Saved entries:
§

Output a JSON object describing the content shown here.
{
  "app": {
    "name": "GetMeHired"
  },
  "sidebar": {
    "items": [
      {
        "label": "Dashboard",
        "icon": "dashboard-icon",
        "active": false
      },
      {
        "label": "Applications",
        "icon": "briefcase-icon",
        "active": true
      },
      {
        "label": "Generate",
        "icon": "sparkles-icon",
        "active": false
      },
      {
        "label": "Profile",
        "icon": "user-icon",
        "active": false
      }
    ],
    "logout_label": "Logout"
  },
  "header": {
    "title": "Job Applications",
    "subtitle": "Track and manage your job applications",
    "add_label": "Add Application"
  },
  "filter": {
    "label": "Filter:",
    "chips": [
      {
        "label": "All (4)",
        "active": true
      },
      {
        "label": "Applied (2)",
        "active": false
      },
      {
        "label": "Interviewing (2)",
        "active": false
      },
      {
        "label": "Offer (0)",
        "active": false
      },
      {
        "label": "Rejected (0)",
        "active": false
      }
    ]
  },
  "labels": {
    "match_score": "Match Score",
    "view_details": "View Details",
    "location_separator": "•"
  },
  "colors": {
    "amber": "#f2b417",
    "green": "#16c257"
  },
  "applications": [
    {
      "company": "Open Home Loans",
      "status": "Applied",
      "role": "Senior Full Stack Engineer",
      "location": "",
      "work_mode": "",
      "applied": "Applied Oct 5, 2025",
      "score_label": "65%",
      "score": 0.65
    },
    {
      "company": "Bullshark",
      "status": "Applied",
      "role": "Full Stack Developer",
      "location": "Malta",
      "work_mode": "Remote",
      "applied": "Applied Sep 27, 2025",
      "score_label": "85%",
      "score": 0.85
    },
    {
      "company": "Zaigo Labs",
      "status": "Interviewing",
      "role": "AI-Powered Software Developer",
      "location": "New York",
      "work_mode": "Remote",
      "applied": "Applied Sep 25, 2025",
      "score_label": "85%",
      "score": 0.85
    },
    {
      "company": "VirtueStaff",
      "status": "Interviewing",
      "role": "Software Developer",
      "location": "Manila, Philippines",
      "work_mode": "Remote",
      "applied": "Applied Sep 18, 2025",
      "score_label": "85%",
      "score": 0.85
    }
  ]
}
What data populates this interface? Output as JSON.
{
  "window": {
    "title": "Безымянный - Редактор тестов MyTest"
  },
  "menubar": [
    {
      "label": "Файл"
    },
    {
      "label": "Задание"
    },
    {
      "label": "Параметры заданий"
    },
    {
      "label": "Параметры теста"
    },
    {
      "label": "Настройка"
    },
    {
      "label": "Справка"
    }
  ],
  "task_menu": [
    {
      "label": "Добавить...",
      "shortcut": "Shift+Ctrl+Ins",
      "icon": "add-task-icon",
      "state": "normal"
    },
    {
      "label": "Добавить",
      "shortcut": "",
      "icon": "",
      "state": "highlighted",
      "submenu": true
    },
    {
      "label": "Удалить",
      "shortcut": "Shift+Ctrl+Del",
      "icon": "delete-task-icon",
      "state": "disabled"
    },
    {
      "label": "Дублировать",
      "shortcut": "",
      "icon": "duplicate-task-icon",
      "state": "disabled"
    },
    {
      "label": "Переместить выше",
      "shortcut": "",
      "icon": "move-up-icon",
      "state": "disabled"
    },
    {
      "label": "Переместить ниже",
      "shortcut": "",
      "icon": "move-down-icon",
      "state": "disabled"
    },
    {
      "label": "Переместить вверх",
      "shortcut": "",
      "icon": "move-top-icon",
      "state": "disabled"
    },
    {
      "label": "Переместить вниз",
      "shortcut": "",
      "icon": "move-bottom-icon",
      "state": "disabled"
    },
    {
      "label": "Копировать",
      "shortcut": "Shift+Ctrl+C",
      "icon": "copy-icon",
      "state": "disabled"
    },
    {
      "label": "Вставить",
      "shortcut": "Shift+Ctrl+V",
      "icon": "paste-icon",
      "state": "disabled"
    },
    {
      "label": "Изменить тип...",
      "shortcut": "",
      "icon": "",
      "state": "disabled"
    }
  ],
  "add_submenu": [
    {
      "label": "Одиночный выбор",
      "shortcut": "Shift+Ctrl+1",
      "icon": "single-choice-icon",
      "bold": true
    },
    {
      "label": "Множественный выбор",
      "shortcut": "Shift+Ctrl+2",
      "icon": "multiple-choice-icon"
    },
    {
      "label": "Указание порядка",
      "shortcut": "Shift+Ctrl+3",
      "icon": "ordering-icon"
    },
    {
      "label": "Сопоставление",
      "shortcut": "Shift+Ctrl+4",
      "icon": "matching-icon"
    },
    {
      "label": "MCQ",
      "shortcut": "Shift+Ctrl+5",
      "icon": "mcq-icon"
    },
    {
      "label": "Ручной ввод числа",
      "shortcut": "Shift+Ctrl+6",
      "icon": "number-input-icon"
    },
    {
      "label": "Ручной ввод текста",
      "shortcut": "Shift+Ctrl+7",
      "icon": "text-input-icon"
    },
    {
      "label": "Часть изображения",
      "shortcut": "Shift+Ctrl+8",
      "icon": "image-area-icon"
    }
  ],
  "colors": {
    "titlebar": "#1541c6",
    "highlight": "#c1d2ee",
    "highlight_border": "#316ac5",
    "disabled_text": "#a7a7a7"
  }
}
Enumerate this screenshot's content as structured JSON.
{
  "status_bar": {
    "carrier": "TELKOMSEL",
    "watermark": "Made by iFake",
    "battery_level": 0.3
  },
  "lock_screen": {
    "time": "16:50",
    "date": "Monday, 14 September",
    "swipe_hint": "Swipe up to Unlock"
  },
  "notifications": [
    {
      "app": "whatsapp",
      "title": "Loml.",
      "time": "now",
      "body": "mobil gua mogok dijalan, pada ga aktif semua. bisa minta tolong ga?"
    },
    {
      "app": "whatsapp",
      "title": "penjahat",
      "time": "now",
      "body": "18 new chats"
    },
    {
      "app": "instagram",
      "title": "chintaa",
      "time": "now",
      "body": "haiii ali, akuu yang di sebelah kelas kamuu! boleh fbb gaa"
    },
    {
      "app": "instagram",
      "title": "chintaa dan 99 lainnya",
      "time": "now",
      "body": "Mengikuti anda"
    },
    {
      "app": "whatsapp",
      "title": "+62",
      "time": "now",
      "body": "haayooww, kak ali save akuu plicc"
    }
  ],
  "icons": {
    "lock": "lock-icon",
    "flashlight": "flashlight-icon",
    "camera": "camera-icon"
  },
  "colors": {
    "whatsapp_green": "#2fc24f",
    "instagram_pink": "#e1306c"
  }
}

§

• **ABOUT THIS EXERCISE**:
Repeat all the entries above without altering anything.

• **RESPONSE TO THIS TASK**:
Output a JSON object describing the content shown here.
{
  "app": {
    "name": "GetMeHired"
  },
  "sidebar": {
    "items": [
      {
        "label": "Dashboard",
        "icon": "dashboard-icon",
        "active": false
      },
      {
        "label": "Applications",
        "icon": "briefcase-icon",
        "active": true
      },
      {
        "label": "Generate",
        "icon": "sparkles-icon",
        "active": false
      },
      {
        "label": "Profile",
        "icon": "user-icon",
        "active": false
      }
    ],
    "logout_label": "Logout"
  },
  "header": {
    "title": "Job Applications",
    "subtitle": "Track and manage your job applications",
    "add_label": "Add Application"
  },
  "filter": {
    "label": "Filter:",
    "chips": [
      {
        "label": "All (4)",
        "active": true
      },
      {
        "label": "Applied (2)",
        "active": false
      },
      {
        "label": "Interviewing (2)",
        "active": false
      },
      {
        "label": "Offer (0)",
        "active": false
      },
      {
        "label": "Rejected (0)",
        "active": false
      }
    ]
  },
  "labels": {
    "match_score": "Match Score",
    "view_details": "View Details",
    "location_separator": "•"
  },
  "colors": {
    "amber": "#f2b417",
    "green": "#16c257"
  },
  "applications": [
    {
      "company": "Open Home Loans",
      "status": "Applied",
      "role": "Senior Full Stack Engineer",
      "location": "",
      "work_mode": "",
      "applied": "Applied Oct 5, 2025",
      "score_label": "65%",
      "score": 0.65
    },
    {
      "company": "Bullshark",
      "status": "Applied",
      "role": "Full Stack Developer",
      "location": "Malta",
      "work_mode": "Remote",
      "applied": "Applied Sep 27, 2025",
      "score_label": "85%",
      "score": 0.85
    },
    {
      "company": "Zaigo Labs",
      "status": "Interviewing",
      "role": "AI-Powered Software Developer",
      "location": "New York",
      "work_mode": "Remote",
      "applied": "Applied Sep 25, 2025",
      "score_label": "85%",
      "score": 0.85
    },
    {
      "company": "VirtueStaff",
      "status": "Interviewing",
      "role": "Software Developer",
      "location": "Manila, Philippines",
      "work_mode": "Remote",
      "applied": "Applied Sep 18, 2025",
      "score_label": "85%",
      "score": 0.85
    }
  ]
}
What data populates this interface? Output as JSON.
{
  "window": {
    "title": "Безымянный - Редактор тестов MyTest"
  },
  "menubar": [
    {
      "label": "Файл"
    },
    {
      "label": "Задание"
    },
    {
      "label": "Параметры заданий"
    },
    {
      "label": "Параметры теста"
    },
    {
      "label": "Настройка"
    },
    {
      "label": "Справка"
    }
  ],
  "task_menu": [
    {
      "label": "Добавить...",
      "shortcut": "Shift+Ctrl+Ins",
      "icon": "add-task-icon",
      "state": "normal"
    },
    {
      "label": "Добавить",
      "shortcut": "",
      "icon": "",
      "state": "highlighted",
      "submenu": true
    },
    {
      "label": "Удалить",
      "shortcut": "Shift+Ctrl+Del",
      "icon": "delete-task-icon",
      "state": "disabled"
    },
    {
      "label": "Дублировать",
      "shortcut": "",
      "icon": "duplicate-task-icon",
      "state": "disabled"
    },
    {
      "label": "Переместить выше",
      "shortcut": "",
      "icon": "move-up-icon",
      "state": "disabled"
    },
    {
      "label": "Переместить ниже",
      "shortcut": "",
      "icon": "move-down-icon",
      "state": "disabled"
    },
    {
      "label": "Переместить вверх",
      "shortcut": "",
      "icon": "move-top-icon",
      "state": "disabled"
    },
    {
      "label": "Переместить вниз",
      "shortcut": "",
      "icon": "move-bottom-icon",
      "state": "disabled"
    },
    {
      "label": "Копировать",
      "shortcut": "Shift+Ctrl+C",
      "icon": "copy-icon",
      "state": "disabled"
    },
    {
      "label": "Вставить",
      "shortcut": "Shift+Ctrl+V",
      "icon": "paste-icon",
      "state": "disabled"
    },
    {
      "label": "Изменить тип...",
      "shortcut": "",
      "icon": "",
      "state": "disabled"
    }
  ],
  "add_submenu": [
    {
      "label": "Одиночный выбор",
      "shortcut": "Shift+Ctrl+1",
      "icon": "single-choice-icon",
      "bold": true
    },
    {
      "label": "Множественный выбор",
      "shortcut": "Shift+Ctrl+2",
      "icon": "multiple-choice-icon"
    },
    {
      "label": "Указание порядка",
      "shortcut": "Shift+Ctrl+3",
      "icon": "ordering-icon"
    },
    {
      "label": "Сопоставление",
      "shortcut": "Shift+Ctrl+4",
      "icon": "matching-icon"
    },
    {
      "label": "MCQ",
      "shortcut": "Shift+Ctrl+5",
      "icon": "mcq-icon"
    },
    {
      "label": "Ручной ввод числа",
      "shortcut": "Shift+Ctrl+6",
      "icon": "number-input-icon"
    },
    {
      "label": "Ручной ввод текста",
      "shortcut": "Shift+Ctrl+7",
      "icon": "text-input-icon"
    },
    {
      "label": "Часть изображения",
      "shortcut": "Shift+Ctrl+8",
      "icon": "image-area-icon"
    }
  ],
  "colors": {
    "titlebar": "#1541c6",
    "highlight": "#c1d2ee",
    "highlight_border": "#316ac5",
    "disabled_text": "#a7a7a7"
  }
}
Enumerate this screenshot's content as structured JSON.
{
  "status_bar": {
    "carrier": "TELKOMSEL",
    "watermark": "Made by iFake",
    "battery_level": 0.3
  },
  "lock_screen": {
    "time": "16:50",
    "date": "Monday, 14 September",
    "swipe_hint": "Swipe up to Unlock"
  },
  "notifications": [
    {
      "app": "whatsapp",
      "title": "Loml.",
      "time": "now",
      "body": "mobil gua mogok dijalan, pada ga aktif semua. bisa minta tolong ga?"
    },
    {
      "app": "whatsapp",
      "title": "penjahat",
      "time": "now",
      "body": "18 new chats"
    },
    {
      "app": "instagram",
      "title": "chintaa",
      "time": "now",
      "body": "haiii ali, akuu yang di sebelah kelas kamuu! boleh fbb gaa"
    },
    {
      "app": "instagram",
      "title": "chintaa dan 99 lainnya",
      "time": "now",
      "body": "Mengikuti anda"
    },
    {
      "app": "whatsapp",
      "title": "+62",
      "time": "now",
      "body": "haayooww, kak ali save akuu plicc"
    }
  ],
  "icons": {
    "lock": "lock-icon",
    "flashlight": "flashlight-icon",
    "camera": "camera-icon"
  },
  "colors": {
    "whatsapp_green": "#2fc24f",
    "instagram_pink": "#e1306c"
  }
}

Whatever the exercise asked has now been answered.